At each self-management education session, participants were assessed on proper use of medication devices and given pretests and posttests to assess knowledge they gained in each session. The pretests and posttests for the asthma self-management education sessions consisted of questions about the basics of asthma, triggers that make asthma worse, the importance of an asthma action plan, how to talk to the child's health care team about asthma, and asthma medicines and devices. Children who assented participated in the education session along with their parents. After finishing the program, participants completed follow-up surveys at 1 to 3 months, 6 months, and 12 months by telephone or in person at the health department. Participants received a $25 gift card for completing the enrollment interview and a $50 gift card for completing the exit interview.

As part of the intervention, the Asthma Healthy Home Assessments were conducted to reduce asthma triggers at home. The assessments consisted of an initial assessment and a follow-up assessment conducted by environmental health specialists employed by the local health department in Augusta and trained by the Georgia Department of Public Health. In the initial assessment, the asthma triggers at home were documented by using a Healthy Homes assessment tool,[16] and an In-Home Action Plan to improve the home environment was established with the parents or guardians. During the follow-up assessment, an environmental health specialist walked through the home to follow up on areas of concern identified during the first visit to determine if the recommendations were implemented and noted barriers to implementation.

On enrolling in the program, parents or guardians had the option of consenting to continued case management by the CMS nurse. If they agreed, the CMS nurse sent a letter to the child's regular health care provider updating them on the child's asthma and provided the child's asthma action plan to the child's school nurse. The nurse also helped to establish bidirectional communication with the child's provider, reinforced self-management education lessons, and assessed guidelines-based care.
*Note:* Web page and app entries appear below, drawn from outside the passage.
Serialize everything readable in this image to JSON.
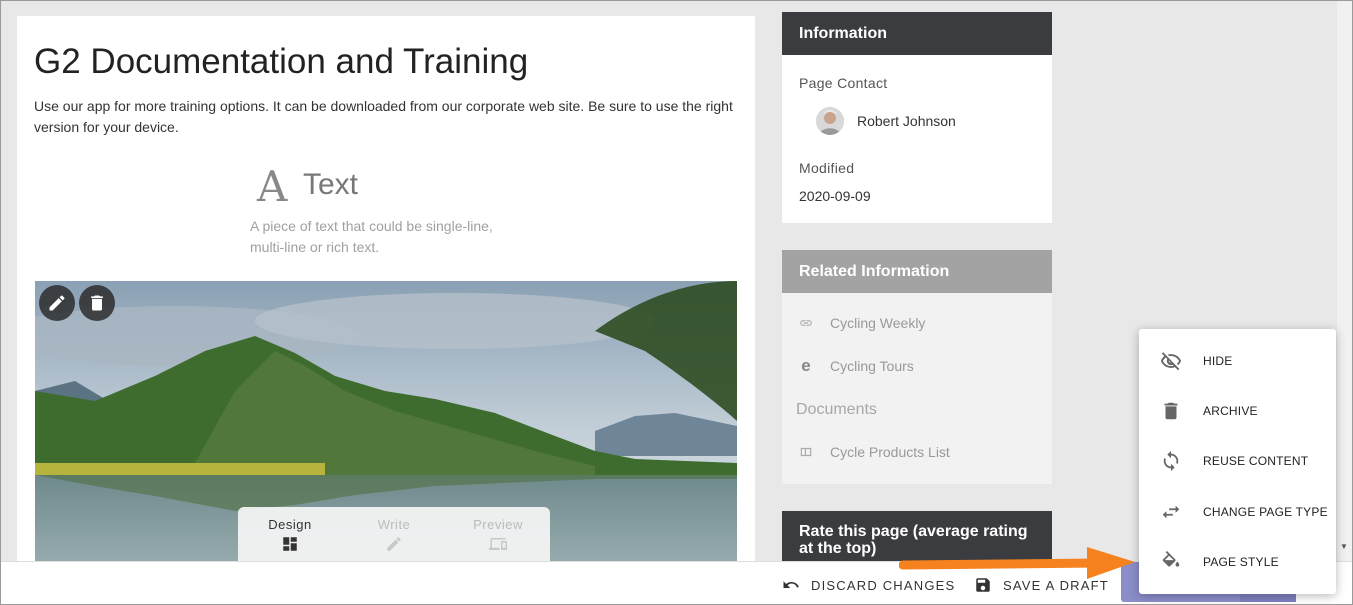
{
  "page": {
    "title": "G2 Documentation and Training",
    "intro": "Use our app for more training options. It can be downloaded from our corporate web site. Be sure to use the right version for your device."
  },
  "text_widget": {
    "icon": "A",
    "title": "Text",
    "description": "A piece of text that could be single-line, multi-line or rich text."
  },
  "image_toolbar": {
    "edit_icon": "pencil-icon",
    "delete_icon": "trash-icon"
  },
  "mode_switcher": {
    "modes": [
      {
        "label": "Design",
        "icon": "dashboard-icon",
        "active": true
      },
      {
        "label": "Write",
        "icon": "pencil-icon",
        "active": false
      },
      {
        "label": "Preview",
        "icon": "devices-icon",
        "active": false
      }
    ]
  },
  "information": {
    "header": "Information",
    "contact_label": "Page Contact",
    "contact_name": "Robert Johnson",
    "modified_label": "Modified",
    "modified_value": "2020-09-09"
  },
  "related": {
    "header": "Related Information",
    "items": [
      {
        "label": "Cycling Weekly",
        "icon": "link-icon"
      },
      {
        "label": "Cycling Tours",
        "icon": "edge-icon"
      }
    ],
    "documents_label": "Documents",
    "documents": [
      {
        "label": "Cycle Products List",
        "icon": "document-icon"
      }
    ]
  },
  "rate": {
    "header": "Rate this page (average rating at the top)"
  },
  "bottom_bar": {
    "discard_label": "DISCARD CHANGES",
    "save_label": "SAVE A DRAFT"
  },
  "menu": {
    "items": [
      {
        "label": "HIDE",
        "icon": "eye-off-icon"
      },
      {
        "label": "ARCHIVE",
        "icon": "trash-icon"
      },
      {
        "label": "REUSE CONTENT",
        "icon": "sync-icon"
      },
      {
        "label": "CHANGE PAGE TYPE",
        "icon": "swap-icon"
      },
      {
        "label": "PAGE STYLE",
        "icon": "paint-bucket-icon"
      }
    ]
  },
  "colors": {
    "panel_header": "#3a3c3f",
    "related_header": "#a3a3a3",
    "accent_arrow": "#f5821f",
    "publish_button": "#8b8dc9"
  }
}
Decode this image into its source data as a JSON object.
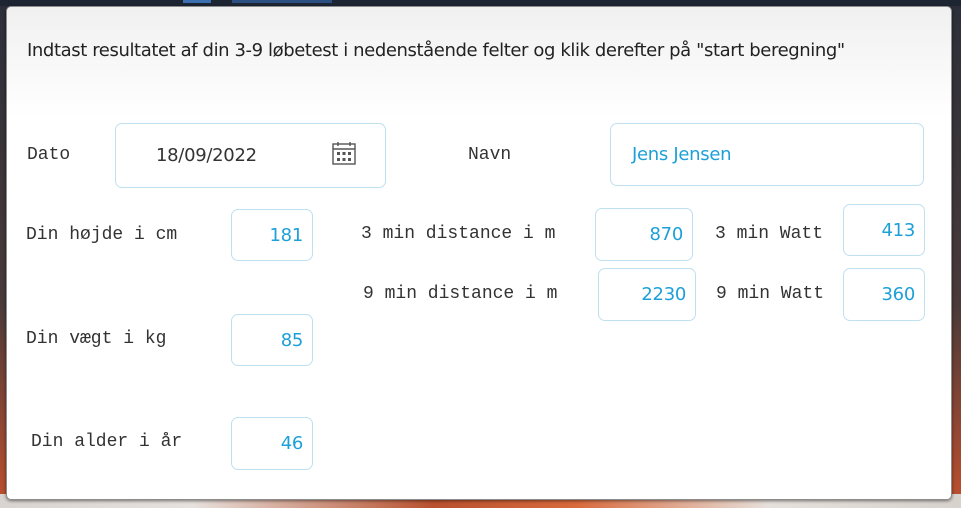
{
  "form": {
    "instructions": "Indtast resultatet af din 3-9 løbetest i nedenstående felter og klik derefter på \"start beregning\"",
    "date_label": "Dato",
    "date_value": "18/09/2022",
    "name_label": "Navn",
    "name_value": "Jens Jensen",
    "height_label": "Din højde i cm",
    "height_value": "181",
    "weight_label": "Din vægt i kg",
    "weight_value": "85",
    "age_label": "Din alder i år",
    "age_value": "46",
    "dist3_label": "3 min distance i m",
    "dist3_value": "870",
    "dist9_label": "9 min distance i m",
    "dist9_value": "2230",
    "watt3_label": "3 min Watt",
    "watt3_value": "413",
    "watt9_label": "9 min Watt",
    "watt9_value": "360"
  },
  "icons": {
    "calendar": "calendar-icon"
  },
  "colors": {
    "value_text": "#1da0d8",
    "field_border": "#bfe0ef",
    "label_text": "#333333"
  }
}
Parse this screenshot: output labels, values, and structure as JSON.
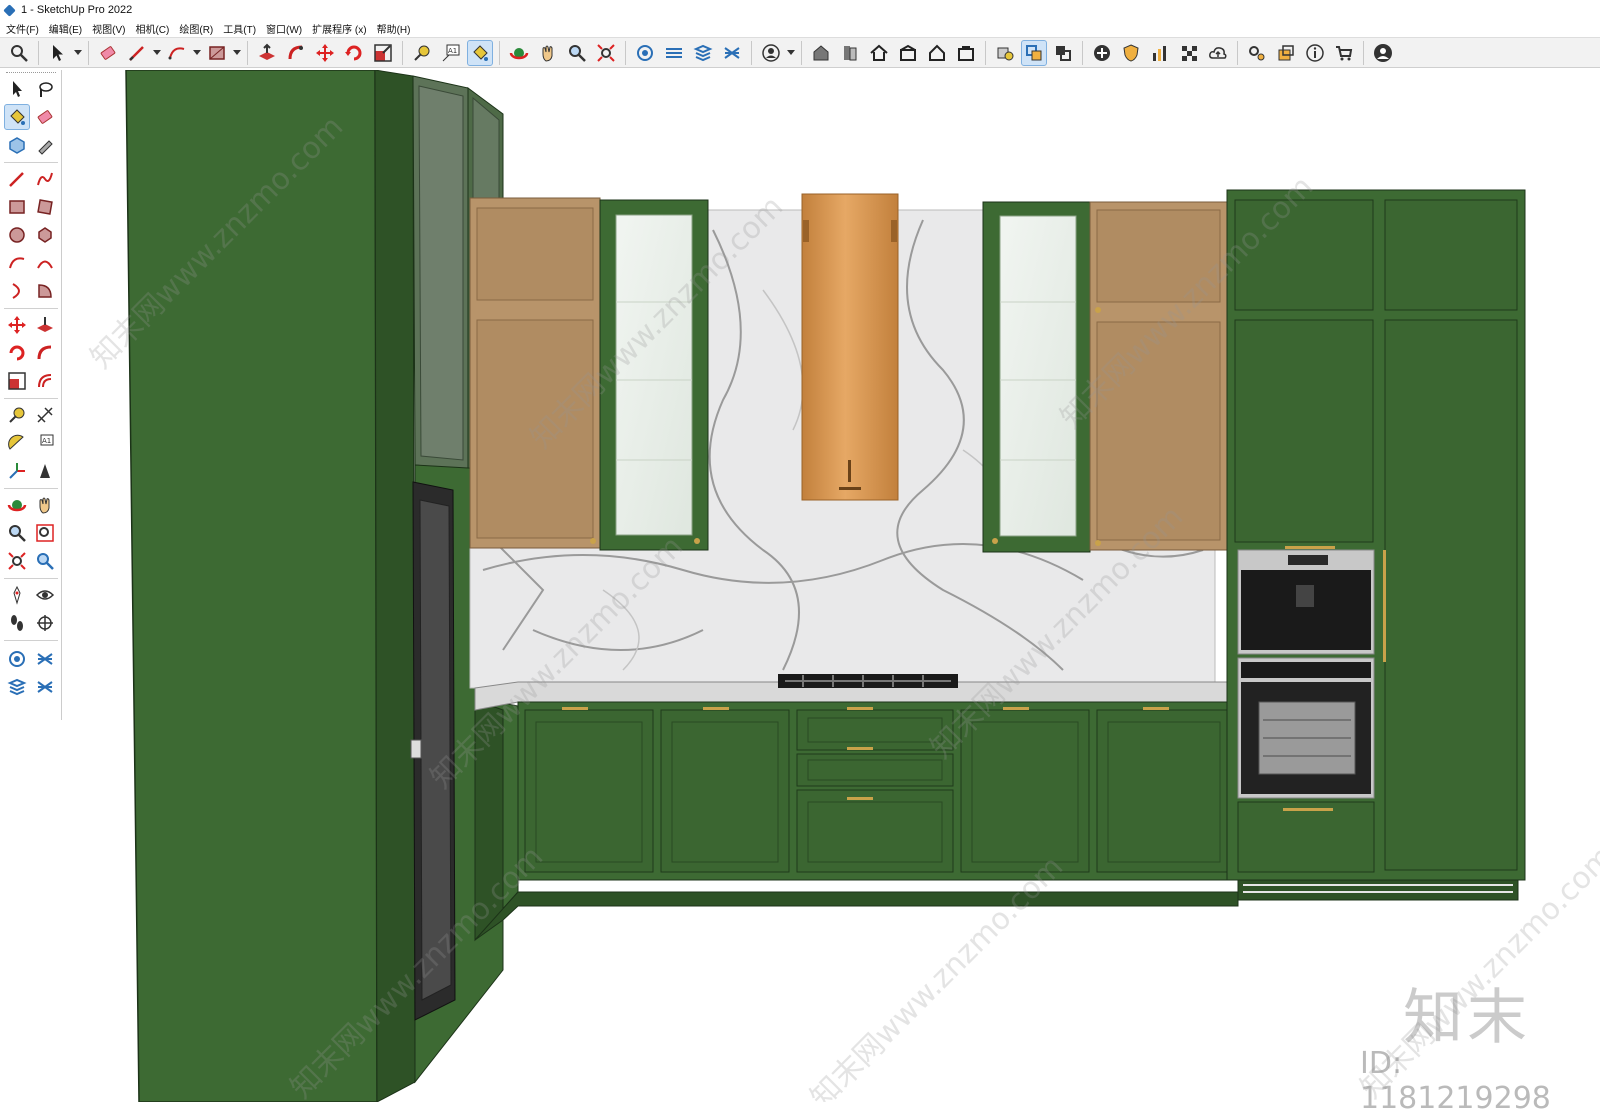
{
  "window": {
    "title": "1 - SketchUp Pro 2022"
  },
  "menu": [
    "文件(F)",
    "编辑(E)",
    "视图(V)",
    "相机(C)",
    "绘图(R)",
    "工具(T)",
    "窗口(W)",
    "扩展程序 (x)",
    "帮助(H)"
  ],
  "toolbar": {
    "text_tool_label": "A1",
    "icons": [
      "zoom-icon",
      "select-icon",
      "eraser-icon",
      "pencil-line-icon",
      "arc-icon",
      "rectangle-icon",
      "push-pull-icon",
      "follow-me-icon",
      "move-icon",
      "rotate-icon",
      "scale-icon",
      "tape-measure-icon",
      "text-icon",
      "paint-bucket-icon",
      "orbit-icon",
      "pan-icon",
      "zoom-tool-icon",
      "zoom-extents-icon",
      "section-plane-icon",
      "display-section-icon",
      "tag-icon",
      "layers-icon",
      "profile-icon",
      "warehouse-icon",
      "component-icon",
      "home-icon",
      "box-house-icon",
      "outline-house-icon",
      "share-icon",
      "solid-tools-icon",
      "outer-shell-icon",
      "intersect-icon",
      "add-location-icon",
      "shield-icon",
      "chart-icon",
      "checker-icon",
      "cloud-upload-icon",
      "extension-manager-icon",
      "scenes-icon",
      "info-icon",
      "cart-icon",
      "account-icon"
    ]
  },
  "left_toolbar": {
    "text_tool_label": "A1",
    "icons": [
      "select-icon",
      "lasso-icon",
      "paint-bucket-icon",
      "eraser-icon",
      "component-icon",
      "tag-pen-icon",
      "pencil-line-icon",
      "freehand-icon",
      "rectangle-icon",
      "rotated-rectangle-icon",
      "circle-icon",
      "polygon-icon",
      "arc-icon",
      "two-point-arc-icon",
      "three-point-arc-icon",
      "pie-icon",
      "move-icon",
      "push-pull-icon",
      "rotate-icon",
      "follow-me-icon",
      "scale-icon",
      "offset-icon",
      "tape-measure-icon",
      "dimension-icon",
      "protractor-icon",
      "text-icon",
      "axes-icon",
      "3d-text-icon",
      "orbit-icon",
      "pan-icon",
      "zoom-icon",
      "zoom-window-icon",
      "zoom-extents-icon",
      "previous-view-icon",
      "position-camera-icon",
      "look-around-icon",
      "walk-icon",
      "section-plane-icon",
      "display-section-icon",
      "section-cut-icon",
      "section-fill-icon",
      "layers-icon"
    ]
  },
  "scene": {
    "description_colors": {
      "cabinet_green": "#3f6b34",
      "cabinet_dark_green": "#2f5226",
      "upper_tan": "#b8946a",
      "hood_copper": "#d4924a",
      "marble": "#e9e9ea",
      "countertop": "#d9d9d9",
      "handle_gold": "#c9a24a",
      "appliance_dark": "#1a1a1a",
      "appliance_steel": "#c8c8c8"
    }
  },
  "watermark": {
    "logo": "知末",
    "id_text": "ID: 1181219298",
    "diagonal_text": "知末网www.znzmo.com"
  }
}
Numerous variables had a large amount of missing data; therefore, our analysis was limited to variables where most respondents provided data. Categorical data were dichotomized based on a review of the distribution of each variable, to increase statistical power given the small number of observations. The McNemar χ 2 test for paired observations was used to test significance. Continuous data were analyzed by using the Student t test (one sided) for paired data, based on the hypothesis that there would be improvement in outcomes at follow-up. A P value of less than .05 was considered significant, and Stata version 14.0 (StataCorp LLC) was used for all analyses.